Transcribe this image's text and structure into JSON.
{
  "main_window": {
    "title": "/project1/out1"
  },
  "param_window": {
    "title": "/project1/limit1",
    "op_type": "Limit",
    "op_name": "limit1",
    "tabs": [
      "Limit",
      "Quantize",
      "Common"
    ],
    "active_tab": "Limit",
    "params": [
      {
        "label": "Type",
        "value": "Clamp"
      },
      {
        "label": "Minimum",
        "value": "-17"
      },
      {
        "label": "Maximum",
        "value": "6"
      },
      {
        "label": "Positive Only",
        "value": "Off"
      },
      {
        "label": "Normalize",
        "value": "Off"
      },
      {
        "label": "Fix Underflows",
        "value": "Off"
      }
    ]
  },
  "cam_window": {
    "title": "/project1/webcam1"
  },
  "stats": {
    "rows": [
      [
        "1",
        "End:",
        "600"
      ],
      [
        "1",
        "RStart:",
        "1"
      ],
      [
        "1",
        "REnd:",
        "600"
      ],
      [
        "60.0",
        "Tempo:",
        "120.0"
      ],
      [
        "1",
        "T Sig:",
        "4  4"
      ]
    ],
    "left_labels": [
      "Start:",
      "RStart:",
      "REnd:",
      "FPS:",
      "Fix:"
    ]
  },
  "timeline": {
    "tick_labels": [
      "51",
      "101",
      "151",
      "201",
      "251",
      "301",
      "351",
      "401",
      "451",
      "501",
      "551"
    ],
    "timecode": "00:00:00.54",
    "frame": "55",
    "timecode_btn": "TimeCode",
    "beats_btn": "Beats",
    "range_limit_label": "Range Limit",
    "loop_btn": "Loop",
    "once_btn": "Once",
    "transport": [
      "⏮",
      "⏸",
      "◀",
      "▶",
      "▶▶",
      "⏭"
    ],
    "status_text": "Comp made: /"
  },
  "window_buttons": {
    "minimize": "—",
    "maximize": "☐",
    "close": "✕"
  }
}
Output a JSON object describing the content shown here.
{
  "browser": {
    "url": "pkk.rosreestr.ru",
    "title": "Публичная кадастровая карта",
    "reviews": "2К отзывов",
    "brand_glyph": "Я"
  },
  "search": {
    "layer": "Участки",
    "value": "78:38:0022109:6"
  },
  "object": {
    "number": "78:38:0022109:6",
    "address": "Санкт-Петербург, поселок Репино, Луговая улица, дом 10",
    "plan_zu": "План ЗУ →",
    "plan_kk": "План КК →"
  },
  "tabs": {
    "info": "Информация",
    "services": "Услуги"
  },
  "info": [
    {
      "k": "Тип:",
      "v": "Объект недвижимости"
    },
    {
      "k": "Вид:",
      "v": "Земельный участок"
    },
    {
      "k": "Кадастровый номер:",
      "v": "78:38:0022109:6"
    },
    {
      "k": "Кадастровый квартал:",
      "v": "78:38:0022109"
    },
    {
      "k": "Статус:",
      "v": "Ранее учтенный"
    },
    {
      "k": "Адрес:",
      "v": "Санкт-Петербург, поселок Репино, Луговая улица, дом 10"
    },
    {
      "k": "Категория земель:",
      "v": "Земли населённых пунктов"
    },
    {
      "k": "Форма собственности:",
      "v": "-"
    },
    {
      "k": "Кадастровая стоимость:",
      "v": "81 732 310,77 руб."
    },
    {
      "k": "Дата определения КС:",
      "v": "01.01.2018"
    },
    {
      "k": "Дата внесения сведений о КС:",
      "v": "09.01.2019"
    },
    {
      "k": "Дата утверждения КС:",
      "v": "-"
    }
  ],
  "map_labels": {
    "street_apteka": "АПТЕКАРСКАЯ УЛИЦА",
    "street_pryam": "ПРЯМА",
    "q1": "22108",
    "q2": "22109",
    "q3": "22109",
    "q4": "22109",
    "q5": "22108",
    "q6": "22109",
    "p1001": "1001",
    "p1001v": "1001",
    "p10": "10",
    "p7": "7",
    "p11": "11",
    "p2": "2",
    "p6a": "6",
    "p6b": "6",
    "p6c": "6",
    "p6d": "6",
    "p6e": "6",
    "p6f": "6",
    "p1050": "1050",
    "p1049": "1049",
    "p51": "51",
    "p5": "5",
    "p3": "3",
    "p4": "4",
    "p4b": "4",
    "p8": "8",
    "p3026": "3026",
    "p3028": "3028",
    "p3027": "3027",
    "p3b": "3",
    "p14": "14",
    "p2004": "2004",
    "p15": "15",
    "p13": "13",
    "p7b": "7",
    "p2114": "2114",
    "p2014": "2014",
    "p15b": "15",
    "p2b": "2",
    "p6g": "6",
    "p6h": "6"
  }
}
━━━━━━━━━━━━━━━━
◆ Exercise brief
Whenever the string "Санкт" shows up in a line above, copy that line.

◆ Solution for this exercise
    "address": "Санкт-Петербург, поселок Репино, Луговая улица, дом 10",
      "v": "Санкт-Петербург, поселок Репино, Луговая улица, дом 10"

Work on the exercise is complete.